We learnt very valuable lessons from that election. In most cases, the system is stronger than we are and socially and economically weak people are vulnerable to it. It is not enough to have poor tribal farmers, dalits or women in important governing positions -- people's representatives should have the right consciousness, understanding and courage. Individuals cannot hope to achieve anything if they do not have the understanding, support and backing of a large section of the village. This cannot be created overnight by merely enacting a law or winning an election. It can emerge only out of a mass struggle that unites, organises and raises the consciousness of the people. Unfortunately, there are no shortcuts to this process.
It would be completely wrong to assume that once a woman comes to power, she will automatically fight against injustices. Women come from all classes and castes and have all the prejudices, discriminations, weaknesses (and strengths) of their respective classes and castes.
We must remember also that the beneficiaries of any enactment or project have always been the richer classes and castes and if any women benefit at all, it is the women of the upper castes. Many women of the upper class and castes practice moneylending, keep bonded labour and use highly discriminating social practices like untouchability. But even among the rich upper-castes, the women are totally subservient to the men in their families and should they become sarpanches, they will only be manipulated to further vested interests.
Though there is a provision in the Rajasthan Panchayat Act for women and dalits to be coopted into panchayats, from personal experience, I know that only those who will not oppose the sarpanch are included. Most often, they are not even called to meetings and, if necessary, their thumb impressions are taken on resolutions later and without their understanding any detail.
When women in our country have no say or control over their lives or futures, the only way to empower them is not by making laws from the top but by the slow and painful way of organising them, educating them -- and other oppressed sections -- to stand up and fight for their rights.
In those parts of the country where such a process exists and where women's organisations are thriving movements with strong mass roots, women will be able to use this reservation positively.

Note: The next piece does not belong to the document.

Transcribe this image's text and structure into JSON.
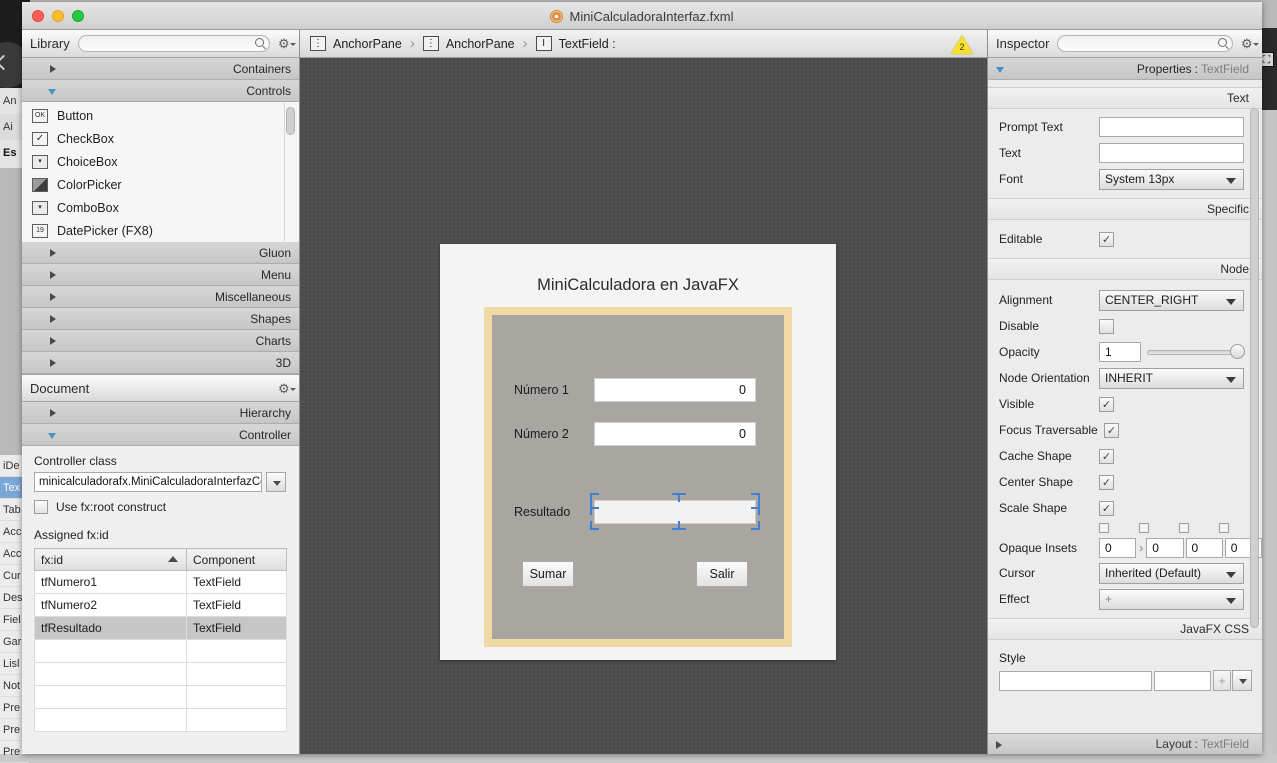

But where such movements do not exist, electing a woman will not only be useless but dangerous. A woman will have to stand alone against well-entrenched feudal and vested interests who will spare nothing to discredit her and embroil her in administrative enquiries, civil and criminal cases. Alone, she will either have to give in and go along with the system or be completely isolated and rendered powerless.
Srilata Swaminathan is state secretary of the Rajasthan Kisan Sangathan.
We are a voice to you; you have been a support to us. Together we build journalism that is independent, credible and fearless. You can further help us by making a donation. This will mean a lot for our ability to bring you news, perspectives and analysis from the ground so that we can make change together.
Comments are moderated and will be published only after the site moderator’s approval. Please use a genuine email ID and provide your name. Selected comments may also be used in the ‘Letters’ section of the Down To Earth print edition.